INPUT MATERIAL Start Marker

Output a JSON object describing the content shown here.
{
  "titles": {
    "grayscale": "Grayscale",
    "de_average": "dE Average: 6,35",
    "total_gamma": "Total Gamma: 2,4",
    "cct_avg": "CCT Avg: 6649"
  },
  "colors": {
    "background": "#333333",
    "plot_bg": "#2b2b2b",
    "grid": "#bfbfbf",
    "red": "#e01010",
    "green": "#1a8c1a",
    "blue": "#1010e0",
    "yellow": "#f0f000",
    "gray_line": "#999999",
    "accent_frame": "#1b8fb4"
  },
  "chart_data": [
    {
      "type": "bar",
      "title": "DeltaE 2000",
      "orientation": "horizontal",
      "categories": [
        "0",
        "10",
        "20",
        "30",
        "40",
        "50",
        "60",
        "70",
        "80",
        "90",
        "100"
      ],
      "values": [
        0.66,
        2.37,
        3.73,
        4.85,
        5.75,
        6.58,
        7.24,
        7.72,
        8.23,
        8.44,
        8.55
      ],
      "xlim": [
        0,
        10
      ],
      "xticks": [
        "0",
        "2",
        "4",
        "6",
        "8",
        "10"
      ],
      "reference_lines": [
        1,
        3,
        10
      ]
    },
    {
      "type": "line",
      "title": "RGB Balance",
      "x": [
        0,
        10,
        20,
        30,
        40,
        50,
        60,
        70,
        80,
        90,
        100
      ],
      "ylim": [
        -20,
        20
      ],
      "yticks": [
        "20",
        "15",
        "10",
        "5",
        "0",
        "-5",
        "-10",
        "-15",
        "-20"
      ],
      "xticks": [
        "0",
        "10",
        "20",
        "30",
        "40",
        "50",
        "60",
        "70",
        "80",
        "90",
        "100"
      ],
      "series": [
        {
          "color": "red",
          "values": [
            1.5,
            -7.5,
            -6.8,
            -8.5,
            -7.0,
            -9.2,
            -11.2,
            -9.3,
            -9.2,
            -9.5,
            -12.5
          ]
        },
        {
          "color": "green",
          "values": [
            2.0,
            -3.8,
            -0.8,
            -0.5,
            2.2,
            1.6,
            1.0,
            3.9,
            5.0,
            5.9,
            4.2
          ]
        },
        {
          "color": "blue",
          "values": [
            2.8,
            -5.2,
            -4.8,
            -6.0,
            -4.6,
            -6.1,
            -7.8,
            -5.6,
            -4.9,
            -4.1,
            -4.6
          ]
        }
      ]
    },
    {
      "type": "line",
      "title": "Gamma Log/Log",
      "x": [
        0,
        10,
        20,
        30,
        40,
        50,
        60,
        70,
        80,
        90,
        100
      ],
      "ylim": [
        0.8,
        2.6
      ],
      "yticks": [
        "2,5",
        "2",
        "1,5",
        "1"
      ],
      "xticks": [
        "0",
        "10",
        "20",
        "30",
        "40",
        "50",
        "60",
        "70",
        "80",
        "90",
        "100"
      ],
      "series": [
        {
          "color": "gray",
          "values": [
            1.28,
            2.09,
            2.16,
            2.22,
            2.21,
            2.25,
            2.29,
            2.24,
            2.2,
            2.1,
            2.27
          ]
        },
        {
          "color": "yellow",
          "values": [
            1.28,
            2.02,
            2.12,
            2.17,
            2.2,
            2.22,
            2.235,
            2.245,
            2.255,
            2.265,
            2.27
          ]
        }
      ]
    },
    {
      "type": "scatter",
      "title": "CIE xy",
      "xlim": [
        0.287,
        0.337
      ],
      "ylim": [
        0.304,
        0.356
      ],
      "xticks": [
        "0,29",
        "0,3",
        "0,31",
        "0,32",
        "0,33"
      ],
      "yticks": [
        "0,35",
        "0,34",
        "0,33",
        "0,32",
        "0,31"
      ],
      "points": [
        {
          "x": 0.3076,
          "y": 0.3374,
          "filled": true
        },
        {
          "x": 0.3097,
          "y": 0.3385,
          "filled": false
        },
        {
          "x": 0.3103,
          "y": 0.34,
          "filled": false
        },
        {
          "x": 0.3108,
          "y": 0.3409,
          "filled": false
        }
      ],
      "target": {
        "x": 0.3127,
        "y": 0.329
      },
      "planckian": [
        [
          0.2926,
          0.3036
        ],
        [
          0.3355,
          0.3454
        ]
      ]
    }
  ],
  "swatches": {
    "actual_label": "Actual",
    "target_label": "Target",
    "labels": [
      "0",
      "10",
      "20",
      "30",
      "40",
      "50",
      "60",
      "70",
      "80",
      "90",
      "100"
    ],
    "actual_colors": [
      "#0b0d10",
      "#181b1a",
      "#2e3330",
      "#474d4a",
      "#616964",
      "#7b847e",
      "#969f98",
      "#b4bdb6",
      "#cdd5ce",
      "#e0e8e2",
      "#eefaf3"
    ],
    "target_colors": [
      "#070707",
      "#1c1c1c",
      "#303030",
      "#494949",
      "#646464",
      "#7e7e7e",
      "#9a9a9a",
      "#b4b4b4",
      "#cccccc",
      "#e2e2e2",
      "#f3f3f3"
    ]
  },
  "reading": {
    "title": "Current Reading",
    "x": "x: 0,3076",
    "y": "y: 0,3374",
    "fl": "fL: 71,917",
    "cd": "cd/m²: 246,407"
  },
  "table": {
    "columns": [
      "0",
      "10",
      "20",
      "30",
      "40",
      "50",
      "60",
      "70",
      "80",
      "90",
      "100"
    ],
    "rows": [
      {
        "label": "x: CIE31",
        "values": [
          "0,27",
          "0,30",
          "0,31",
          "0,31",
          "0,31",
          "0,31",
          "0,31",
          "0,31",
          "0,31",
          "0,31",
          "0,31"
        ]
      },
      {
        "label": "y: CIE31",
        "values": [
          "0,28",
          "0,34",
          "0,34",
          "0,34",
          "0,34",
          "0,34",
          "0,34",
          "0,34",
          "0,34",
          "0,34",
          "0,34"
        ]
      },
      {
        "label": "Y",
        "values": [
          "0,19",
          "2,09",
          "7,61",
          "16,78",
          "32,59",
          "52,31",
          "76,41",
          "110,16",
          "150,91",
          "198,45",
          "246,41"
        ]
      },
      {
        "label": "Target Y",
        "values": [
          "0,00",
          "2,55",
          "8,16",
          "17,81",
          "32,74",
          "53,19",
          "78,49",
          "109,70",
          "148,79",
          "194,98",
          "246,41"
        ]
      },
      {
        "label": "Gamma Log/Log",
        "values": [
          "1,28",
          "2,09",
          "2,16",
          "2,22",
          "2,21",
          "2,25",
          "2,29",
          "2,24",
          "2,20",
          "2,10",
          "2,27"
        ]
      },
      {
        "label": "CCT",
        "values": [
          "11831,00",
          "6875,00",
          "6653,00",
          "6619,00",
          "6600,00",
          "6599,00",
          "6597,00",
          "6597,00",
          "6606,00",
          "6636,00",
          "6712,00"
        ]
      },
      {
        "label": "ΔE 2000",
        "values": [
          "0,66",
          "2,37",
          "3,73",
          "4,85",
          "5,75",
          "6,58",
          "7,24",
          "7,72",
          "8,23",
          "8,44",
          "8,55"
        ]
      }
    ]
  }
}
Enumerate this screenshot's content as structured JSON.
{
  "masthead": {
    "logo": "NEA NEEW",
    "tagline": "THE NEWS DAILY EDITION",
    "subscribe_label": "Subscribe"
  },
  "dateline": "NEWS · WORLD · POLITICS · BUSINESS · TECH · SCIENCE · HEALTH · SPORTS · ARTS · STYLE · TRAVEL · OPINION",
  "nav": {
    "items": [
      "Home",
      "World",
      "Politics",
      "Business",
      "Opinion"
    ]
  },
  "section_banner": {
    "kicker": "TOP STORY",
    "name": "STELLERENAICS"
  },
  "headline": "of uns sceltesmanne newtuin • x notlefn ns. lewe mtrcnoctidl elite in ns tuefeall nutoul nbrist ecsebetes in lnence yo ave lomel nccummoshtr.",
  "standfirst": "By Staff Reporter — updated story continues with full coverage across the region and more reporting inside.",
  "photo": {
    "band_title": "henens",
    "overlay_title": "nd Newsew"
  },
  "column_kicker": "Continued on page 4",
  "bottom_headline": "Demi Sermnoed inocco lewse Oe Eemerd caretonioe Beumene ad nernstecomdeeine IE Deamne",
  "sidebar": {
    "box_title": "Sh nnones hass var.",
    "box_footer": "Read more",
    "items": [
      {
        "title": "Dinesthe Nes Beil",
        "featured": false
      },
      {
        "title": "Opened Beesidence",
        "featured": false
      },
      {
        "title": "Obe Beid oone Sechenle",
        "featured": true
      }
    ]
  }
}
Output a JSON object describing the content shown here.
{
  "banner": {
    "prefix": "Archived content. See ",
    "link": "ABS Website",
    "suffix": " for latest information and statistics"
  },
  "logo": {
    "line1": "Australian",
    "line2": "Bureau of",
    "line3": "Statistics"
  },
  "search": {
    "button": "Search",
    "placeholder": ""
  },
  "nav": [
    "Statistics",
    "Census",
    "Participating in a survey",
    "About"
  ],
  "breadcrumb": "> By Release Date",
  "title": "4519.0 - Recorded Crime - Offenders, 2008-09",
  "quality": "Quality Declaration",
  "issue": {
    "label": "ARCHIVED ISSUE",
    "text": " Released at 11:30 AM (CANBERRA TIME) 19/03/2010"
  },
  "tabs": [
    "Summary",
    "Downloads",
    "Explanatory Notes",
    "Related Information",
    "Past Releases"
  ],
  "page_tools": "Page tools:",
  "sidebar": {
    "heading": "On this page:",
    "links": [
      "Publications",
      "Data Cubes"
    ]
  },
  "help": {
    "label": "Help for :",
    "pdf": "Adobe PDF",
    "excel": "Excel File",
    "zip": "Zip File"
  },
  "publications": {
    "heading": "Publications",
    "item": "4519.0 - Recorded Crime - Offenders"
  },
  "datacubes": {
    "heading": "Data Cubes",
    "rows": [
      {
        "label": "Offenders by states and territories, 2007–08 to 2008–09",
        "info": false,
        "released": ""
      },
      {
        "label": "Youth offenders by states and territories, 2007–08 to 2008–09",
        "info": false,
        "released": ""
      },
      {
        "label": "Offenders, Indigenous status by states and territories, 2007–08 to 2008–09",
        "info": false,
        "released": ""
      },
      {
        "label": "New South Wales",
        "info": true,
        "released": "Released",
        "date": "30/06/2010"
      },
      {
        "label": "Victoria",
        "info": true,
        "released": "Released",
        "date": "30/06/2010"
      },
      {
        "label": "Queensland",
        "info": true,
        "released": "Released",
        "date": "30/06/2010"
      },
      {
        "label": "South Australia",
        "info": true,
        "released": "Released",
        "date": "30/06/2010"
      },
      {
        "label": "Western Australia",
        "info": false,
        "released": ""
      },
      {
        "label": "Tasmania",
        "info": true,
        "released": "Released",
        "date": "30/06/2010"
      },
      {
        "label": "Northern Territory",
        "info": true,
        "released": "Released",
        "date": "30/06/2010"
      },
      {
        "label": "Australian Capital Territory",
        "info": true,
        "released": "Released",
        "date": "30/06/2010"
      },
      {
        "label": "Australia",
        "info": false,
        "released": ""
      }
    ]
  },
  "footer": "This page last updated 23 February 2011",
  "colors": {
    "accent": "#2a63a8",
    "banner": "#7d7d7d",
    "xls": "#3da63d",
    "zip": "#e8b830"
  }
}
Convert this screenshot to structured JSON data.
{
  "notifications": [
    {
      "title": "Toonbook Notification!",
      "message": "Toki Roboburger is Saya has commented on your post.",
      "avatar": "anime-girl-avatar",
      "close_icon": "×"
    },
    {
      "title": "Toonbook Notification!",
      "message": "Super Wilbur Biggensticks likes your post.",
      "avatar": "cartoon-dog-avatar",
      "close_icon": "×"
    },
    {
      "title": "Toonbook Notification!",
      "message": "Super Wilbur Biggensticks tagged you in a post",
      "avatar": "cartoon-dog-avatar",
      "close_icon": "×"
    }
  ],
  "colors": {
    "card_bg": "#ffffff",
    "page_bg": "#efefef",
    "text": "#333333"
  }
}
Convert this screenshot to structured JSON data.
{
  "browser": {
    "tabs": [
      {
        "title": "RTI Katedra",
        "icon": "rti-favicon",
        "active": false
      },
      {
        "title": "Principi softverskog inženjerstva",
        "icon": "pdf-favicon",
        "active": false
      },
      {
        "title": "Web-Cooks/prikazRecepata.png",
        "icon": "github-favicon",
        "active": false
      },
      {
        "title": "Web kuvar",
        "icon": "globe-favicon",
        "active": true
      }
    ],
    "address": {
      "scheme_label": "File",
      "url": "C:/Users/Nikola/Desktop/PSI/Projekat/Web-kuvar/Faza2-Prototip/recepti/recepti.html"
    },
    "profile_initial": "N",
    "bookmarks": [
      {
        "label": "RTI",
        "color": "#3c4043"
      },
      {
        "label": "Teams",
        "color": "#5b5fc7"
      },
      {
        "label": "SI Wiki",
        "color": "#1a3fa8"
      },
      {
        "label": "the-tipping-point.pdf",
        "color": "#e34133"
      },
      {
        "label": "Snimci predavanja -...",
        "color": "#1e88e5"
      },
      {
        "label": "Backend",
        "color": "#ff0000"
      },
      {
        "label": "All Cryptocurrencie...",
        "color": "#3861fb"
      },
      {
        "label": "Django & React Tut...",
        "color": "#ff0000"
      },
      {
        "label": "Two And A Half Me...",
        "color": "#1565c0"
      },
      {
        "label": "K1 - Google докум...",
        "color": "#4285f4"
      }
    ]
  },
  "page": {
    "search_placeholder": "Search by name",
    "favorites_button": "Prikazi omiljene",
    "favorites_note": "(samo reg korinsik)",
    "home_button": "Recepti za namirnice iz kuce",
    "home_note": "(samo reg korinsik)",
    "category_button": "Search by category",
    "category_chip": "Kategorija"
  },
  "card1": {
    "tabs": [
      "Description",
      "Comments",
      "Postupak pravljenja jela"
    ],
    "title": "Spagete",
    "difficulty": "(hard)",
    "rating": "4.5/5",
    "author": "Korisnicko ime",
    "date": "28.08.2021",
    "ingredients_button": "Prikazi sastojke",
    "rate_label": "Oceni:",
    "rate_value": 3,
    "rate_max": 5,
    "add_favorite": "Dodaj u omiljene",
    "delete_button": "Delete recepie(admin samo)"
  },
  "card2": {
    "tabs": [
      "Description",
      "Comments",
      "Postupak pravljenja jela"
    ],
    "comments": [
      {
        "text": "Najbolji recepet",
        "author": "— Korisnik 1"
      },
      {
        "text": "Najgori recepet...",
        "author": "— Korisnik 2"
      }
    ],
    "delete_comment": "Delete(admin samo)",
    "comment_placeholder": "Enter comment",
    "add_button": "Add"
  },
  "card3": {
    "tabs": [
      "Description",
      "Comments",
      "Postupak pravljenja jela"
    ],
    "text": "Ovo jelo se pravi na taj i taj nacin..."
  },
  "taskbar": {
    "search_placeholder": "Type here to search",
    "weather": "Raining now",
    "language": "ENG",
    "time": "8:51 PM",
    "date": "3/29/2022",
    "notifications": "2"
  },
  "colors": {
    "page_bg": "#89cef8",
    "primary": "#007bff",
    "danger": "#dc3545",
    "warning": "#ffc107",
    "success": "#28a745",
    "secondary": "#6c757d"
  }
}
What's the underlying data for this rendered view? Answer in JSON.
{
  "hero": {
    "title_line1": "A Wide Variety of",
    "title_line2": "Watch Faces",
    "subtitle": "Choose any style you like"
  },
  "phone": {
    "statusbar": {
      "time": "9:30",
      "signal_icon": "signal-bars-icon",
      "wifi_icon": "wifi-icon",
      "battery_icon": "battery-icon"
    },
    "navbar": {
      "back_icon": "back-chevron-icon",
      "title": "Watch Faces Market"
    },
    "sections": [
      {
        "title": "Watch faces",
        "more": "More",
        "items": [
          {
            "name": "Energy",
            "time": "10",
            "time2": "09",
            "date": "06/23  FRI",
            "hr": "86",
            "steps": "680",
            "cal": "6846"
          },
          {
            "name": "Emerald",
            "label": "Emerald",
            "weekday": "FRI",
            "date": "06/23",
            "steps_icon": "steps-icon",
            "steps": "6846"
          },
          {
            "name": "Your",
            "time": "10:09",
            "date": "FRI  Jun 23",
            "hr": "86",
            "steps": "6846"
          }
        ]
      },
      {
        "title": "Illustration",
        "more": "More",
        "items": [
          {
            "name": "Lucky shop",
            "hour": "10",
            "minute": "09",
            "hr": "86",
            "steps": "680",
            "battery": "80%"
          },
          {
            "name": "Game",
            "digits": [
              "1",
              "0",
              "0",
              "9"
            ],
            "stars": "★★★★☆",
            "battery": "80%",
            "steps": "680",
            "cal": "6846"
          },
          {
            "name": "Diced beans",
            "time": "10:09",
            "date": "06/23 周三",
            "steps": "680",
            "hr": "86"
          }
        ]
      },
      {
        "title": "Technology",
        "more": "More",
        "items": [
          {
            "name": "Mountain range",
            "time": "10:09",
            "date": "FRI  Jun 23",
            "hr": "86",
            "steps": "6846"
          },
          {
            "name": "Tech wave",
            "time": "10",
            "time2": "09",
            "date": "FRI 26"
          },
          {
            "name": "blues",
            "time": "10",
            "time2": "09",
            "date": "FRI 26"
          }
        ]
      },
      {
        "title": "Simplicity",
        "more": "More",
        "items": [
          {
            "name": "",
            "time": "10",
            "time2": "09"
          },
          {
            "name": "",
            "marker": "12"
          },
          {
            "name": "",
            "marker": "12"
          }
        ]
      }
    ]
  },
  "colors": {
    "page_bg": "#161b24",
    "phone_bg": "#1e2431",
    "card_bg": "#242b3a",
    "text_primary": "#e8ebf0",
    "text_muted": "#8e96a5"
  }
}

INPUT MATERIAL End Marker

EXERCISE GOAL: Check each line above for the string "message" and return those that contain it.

ANSWER FOR THE TASK:
      "message": "Toki Roboburger is Saya has commented on your post.",
      "message": "Super Wilbur Biggensticks likes your post.",
      "message": "Super Wilbur Biggensticks tagged you in a post",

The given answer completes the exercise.